The required result is each line of the entries below containing the string "segment".

----

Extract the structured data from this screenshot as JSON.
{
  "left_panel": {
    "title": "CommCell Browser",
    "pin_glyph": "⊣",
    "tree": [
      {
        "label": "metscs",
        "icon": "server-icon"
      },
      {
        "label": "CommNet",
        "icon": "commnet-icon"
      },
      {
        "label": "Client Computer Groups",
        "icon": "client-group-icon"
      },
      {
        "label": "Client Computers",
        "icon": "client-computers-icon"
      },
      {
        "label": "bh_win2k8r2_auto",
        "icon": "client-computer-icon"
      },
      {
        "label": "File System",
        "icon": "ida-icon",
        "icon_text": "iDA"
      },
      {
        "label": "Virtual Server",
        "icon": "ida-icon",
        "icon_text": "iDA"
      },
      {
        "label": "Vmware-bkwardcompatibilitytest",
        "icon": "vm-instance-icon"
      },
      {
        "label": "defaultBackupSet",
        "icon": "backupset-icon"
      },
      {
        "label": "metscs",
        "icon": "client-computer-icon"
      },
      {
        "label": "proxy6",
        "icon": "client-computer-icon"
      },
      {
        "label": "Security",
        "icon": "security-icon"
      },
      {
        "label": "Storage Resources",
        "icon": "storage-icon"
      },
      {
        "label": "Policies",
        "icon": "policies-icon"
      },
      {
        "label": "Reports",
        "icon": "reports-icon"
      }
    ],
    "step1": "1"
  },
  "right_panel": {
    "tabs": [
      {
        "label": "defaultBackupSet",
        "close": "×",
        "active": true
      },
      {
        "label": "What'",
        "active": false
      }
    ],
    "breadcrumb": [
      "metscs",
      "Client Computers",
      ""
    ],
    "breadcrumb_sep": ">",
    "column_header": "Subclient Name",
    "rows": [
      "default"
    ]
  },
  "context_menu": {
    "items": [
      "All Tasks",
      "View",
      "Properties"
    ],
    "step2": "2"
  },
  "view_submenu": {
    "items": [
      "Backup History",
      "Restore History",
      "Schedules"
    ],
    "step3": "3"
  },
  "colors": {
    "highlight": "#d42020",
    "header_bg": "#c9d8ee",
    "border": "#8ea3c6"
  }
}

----

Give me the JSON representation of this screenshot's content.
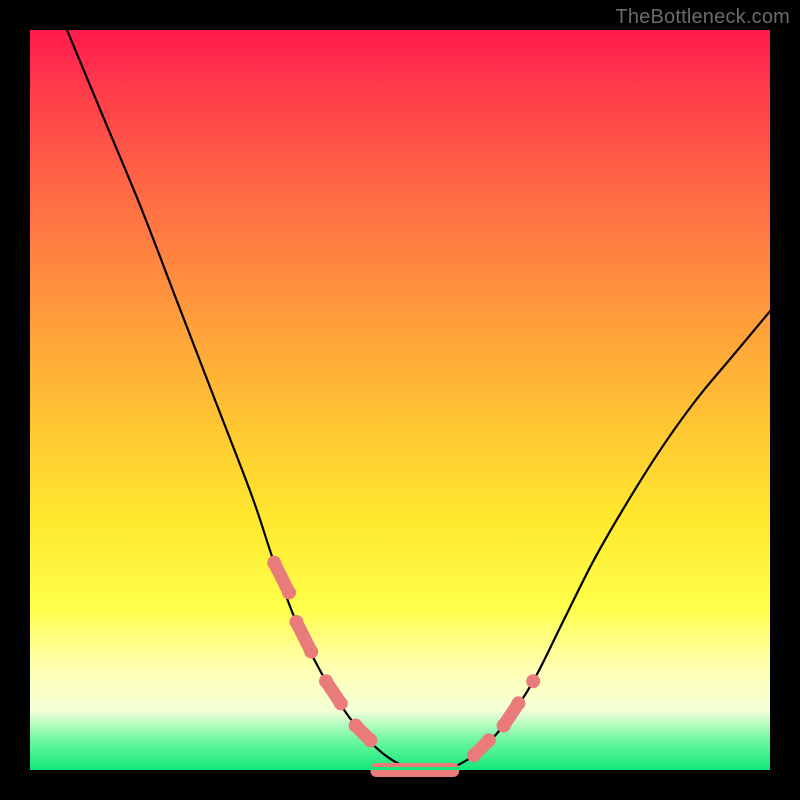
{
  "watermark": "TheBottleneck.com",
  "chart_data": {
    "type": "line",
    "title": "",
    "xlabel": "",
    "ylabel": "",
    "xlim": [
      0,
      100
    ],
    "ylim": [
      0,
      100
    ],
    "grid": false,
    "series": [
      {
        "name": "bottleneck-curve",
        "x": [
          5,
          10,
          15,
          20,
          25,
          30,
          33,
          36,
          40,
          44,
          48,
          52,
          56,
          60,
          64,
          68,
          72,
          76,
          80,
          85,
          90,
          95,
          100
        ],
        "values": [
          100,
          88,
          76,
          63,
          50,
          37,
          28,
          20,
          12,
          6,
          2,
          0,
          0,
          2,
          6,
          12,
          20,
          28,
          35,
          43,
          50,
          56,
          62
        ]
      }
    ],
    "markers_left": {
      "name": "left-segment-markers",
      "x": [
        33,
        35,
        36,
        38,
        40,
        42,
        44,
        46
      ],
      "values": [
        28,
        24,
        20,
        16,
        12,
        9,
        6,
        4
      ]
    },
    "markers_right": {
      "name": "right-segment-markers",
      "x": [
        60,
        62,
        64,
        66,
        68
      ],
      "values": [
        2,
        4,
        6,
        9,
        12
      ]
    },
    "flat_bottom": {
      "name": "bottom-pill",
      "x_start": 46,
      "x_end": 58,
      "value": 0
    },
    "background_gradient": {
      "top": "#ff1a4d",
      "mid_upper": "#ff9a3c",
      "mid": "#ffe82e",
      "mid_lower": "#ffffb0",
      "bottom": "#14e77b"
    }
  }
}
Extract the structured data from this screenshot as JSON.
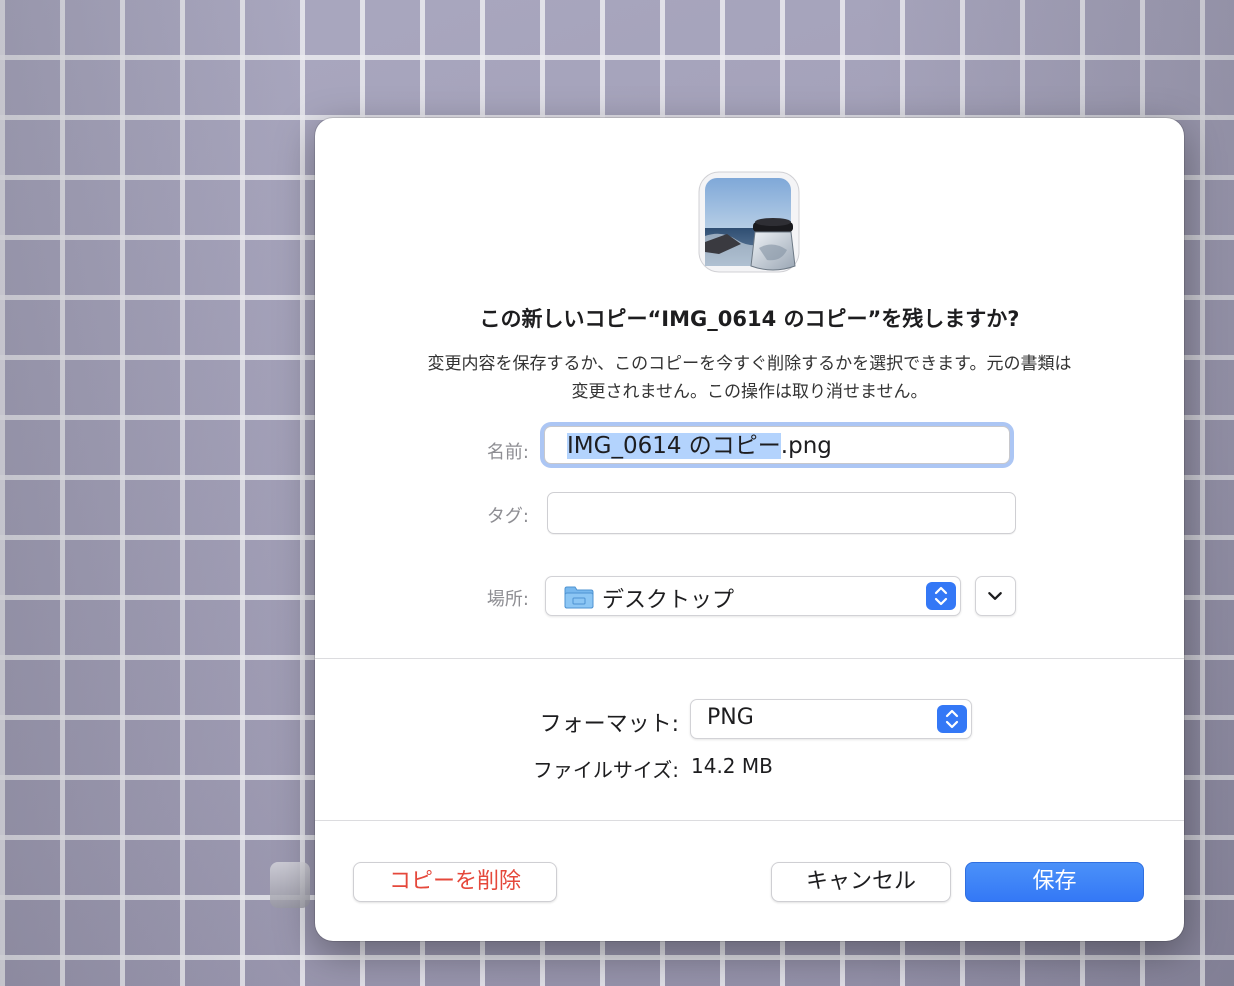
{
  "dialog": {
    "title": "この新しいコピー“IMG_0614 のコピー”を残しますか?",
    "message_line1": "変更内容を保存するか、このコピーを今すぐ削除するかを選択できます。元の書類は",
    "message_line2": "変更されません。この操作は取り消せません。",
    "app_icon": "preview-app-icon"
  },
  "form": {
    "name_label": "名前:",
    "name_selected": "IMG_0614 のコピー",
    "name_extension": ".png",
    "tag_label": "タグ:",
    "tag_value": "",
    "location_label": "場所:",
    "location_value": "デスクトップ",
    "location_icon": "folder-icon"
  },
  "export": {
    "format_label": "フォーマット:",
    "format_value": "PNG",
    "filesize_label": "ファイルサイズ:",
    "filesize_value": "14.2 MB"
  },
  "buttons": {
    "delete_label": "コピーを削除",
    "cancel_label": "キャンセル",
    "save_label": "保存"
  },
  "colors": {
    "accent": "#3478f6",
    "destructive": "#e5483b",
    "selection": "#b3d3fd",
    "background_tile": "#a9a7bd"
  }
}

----

OUTPUT OF THE EXERCISE
      "name": "left-segment-markers",
      "name": "right-segment-markers",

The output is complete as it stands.